Our hotel bartender also suggested that we check out the Daytona Diner (2043 S. Atlantic Ave.) for lunch and ice cream. She called it a local hangout, but also mentioned that it serves breakfast all day, which is a big plus for our family. Again, the restaurant isn’t located on the beach, but it’s a 50s-style diner with throwback décor and a budget-friendly menu. Most of our family went for breakfast options, but the Elvis sandwich was too intriguing for my oldest son to resist, so he ordered the peanut butter, banana, and bacon sandwich served on Texas toast with a honey drizzle. He declared the concoction "good, but weird" and washed it down with a large milkshake.
Photo courtesy: Ocean Deck Restaurant & Beach Club
Where to stay?
When our family of five travels, we often find that we don’t fit in many hotels, but we stumbled upon a gem for larger families with the Residence Inn Daytona Beach Oceanfront (3209 S. Atlantic Ave.). Our family booked a one-bedroom suite with two queen-sized beds in the bedroom and a queen-sized sofa bed in the living room, plus a full kitchen. The best part of the room was the two balconies that overlooked the beach. Not only were the rooms spacious, but the hotel itself had a great pool that overlooked the ocean, a large hot tub, and beach access. My boys would have been happy to spend every day of our trip at the pool and beach. The Residence Inn Daytona Beach Oceanfront also offers a hearty buffet breakfast with a variety of hot items and a happy hour most nights with free drinks and snacks. There are many, many hotel options in Daytona Beach, but our family won’t ever look further than the Residence Inn Daytona Beach Oceanfront. It truly was the perfect hotel for a family beach vacation. Rooms start at $169/night.
Photo courtesy: Residence Inn Daytona Beach Oceanfront
Daytona Beach is easily accessible by car, train or air. Three carriers serve Daytona Beach International Airport, offering non-stop flights from Atlanta (Delta), New York City (JetBlue), and Charlotte (American Airlines). If you prefer to come by car, two of Florida’s major interstates, I-95 and I-4, intersect in Daytona Beach, making the drive an easy one. And Amtrak has a passenger train station in DeLand, which is about 25 miles from Daytona Beach. No matter how you arrive, Daytona Beach is the perfect stop on a family beach vacation.

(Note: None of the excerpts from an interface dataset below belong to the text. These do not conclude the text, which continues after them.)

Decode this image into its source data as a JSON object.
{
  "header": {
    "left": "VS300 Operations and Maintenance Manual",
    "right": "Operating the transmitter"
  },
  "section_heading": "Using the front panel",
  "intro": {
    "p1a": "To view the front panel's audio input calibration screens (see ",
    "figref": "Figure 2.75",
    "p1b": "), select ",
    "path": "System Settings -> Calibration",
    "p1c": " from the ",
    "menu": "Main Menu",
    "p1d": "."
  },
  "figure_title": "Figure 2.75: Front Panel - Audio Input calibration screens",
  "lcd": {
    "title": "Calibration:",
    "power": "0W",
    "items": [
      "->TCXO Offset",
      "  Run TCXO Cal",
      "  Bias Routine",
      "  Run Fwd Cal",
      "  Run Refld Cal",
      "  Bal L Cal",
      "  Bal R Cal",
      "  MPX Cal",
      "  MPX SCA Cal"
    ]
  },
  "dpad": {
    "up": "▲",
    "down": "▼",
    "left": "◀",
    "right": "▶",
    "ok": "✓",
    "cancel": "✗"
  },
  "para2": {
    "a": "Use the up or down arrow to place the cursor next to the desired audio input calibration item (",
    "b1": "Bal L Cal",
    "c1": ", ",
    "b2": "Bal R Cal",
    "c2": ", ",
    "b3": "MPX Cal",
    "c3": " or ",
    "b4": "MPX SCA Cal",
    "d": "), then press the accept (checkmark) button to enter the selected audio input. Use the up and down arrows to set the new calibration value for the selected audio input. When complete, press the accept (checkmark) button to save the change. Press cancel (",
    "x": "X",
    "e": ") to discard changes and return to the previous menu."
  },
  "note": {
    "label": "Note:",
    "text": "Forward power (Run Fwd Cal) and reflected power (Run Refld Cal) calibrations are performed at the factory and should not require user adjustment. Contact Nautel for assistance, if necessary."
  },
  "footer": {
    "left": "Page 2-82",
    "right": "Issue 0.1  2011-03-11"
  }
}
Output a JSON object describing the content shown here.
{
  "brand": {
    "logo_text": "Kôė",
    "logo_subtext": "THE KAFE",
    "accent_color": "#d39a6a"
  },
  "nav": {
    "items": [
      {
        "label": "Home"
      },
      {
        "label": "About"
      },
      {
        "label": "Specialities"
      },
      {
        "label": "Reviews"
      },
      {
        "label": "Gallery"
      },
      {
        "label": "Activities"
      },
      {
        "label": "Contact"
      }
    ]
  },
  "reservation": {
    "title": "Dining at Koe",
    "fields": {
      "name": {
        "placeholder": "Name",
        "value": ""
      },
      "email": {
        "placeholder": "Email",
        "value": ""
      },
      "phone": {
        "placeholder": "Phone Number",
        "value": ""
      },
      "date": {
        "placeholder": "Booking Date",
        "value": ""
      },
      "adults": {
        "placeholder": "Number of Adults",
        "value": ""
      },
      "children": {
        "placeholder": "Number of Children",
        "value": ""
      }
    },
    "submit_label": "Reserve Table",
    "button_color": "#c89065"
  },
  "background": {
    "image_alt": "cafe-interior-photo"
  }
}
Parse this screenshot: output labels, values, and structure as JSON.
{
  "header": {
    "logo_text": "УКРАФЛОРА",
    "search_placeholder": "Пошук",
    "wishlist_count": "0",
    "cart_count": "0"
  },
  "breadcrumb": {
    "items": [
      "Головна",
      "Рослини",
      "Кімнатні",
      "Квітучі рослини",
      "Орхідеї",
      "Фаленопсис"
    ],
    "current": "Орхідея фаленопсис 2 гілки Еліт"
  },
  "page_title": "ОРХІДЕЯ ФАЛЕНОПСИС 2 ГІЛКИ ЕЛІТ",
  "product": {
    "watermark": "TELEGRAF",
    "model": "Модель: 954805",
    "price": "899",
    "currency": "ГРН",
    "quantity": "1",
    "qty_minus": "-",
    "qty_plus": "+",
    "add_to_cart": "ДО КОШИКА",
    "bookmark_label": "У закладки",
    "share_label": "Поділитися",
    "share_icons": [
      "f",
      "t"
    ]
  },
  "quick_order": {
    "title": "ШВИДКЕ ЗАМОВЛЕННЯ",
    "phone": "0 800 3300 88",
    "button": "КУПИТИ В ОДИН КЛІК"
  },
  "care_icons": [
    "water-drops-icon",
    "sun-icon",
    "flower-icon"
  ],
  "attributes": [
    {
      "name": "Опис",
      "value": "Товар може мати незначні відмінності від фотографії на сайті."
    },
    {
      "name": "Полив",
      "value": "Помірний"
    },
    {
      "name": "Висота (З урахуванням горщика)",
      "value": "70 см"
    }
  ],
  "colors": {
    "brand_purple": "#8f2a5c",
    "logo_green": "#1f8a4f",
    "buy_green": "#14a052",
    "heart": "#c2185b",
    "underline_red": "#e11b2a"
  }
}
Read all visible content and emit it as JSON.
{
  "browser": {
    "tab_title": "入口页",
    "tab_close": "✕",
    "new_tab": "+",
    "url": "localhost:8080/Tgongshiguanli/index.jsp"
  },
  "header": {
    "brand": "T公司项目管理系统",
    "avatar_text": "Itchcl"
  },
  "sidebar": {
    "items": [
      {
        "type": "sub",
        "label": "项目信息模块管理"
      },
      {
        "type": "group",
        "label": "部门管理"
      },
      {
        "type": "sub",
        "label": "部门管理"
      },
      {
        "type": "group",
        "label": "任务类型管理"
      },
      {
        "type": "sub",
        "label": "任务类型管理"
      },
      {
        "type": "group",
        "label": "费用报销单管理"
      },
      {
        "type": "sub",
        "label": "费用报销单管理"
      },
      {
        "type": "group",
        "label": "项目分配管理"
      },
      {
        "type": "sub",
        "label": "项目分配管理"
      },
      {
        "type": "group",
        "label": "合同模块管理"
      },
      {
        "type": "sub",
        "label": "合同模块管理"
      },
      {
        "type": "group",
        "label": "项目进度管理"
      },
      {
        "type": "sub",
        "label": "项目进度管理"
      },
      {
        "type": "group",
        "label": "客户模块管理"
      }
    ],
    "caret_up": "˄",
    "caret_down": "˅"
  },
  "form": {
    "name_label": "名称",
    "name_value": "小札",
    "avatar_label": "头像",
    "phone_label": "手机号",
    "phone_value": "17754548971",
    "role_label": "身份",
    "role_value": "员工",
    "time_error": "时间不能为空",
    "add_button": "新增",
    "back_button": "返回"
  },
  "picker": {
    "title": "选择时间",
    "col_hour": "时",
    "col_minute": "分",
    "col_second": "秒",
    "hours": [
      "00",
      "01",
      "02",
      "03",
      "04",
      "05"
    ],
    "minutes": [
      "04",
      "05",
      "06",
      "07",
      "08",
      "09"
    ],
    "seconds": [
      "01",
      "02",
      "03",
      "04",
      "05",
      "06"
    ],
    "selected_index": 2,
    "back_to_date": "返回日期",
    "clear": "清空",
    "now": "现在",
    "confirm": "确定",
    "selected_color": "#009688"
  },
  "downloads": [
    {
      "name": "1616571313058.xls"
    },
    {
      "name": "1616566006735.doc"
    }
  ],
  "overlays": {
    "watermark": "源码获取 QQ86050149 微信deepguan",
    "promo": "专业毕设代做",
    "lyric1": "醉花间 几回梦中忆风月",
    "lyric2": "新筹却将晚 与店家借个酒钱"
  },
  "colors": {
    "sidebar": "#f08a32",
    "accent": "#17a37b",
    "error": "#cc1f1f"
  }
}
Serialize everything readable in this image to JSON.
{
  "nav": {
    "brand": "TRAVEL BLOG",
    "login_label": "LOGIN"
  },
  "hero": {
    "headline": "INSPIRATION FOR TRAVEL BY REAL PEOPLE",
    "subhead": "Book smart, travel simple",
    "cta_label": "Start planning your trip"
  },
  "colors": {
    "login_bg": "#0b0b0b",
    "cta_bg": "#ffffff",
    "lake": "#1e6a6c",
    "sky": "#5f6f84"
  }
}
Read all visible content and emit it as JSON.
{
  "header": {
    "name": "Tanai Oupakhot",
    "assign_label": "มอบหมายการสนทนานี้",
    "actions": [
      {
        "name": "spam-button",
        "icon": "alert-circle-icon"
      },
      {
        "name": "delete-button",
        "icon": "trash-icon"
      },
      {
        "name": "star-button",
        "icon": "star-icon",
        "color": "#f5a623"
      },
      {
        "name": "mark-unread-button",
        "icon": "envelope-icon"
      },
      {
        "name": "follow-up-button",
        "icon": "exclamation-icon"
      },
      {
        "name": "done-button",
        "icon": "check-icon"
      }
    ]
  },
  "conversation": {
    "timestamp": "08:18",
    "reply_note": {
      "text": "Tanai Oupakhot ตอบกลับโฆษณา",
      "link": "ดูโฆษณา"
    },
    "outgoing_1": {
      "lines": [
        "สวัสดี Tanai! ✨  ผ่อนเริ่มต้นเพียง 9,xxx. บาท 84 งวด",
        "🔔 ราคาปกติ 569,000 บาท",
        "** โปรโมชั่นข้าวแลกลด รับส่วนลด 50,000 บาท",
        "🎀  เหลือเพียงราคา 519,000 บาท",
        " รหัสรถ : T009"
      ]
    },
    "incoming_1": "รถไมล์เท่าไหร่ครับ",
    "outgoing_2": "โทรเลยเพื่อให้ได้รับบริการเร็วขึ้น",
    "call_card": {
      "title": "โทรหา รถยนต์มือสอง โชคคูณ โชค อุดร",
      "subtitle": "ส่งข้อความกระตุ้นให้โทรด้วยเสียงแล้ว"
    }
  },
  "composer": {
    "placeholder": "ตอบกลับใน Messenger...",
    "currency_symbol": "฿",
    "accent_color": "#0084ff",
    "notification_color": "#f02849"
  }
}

Jamie Farber lives in West Michigan with her husband and three sons. Her English degree somehow has led her to a career planning Disney vacations with Mickey Travels.
Photo courtesy: Daytona Beach Area Convention & Visitors Bureau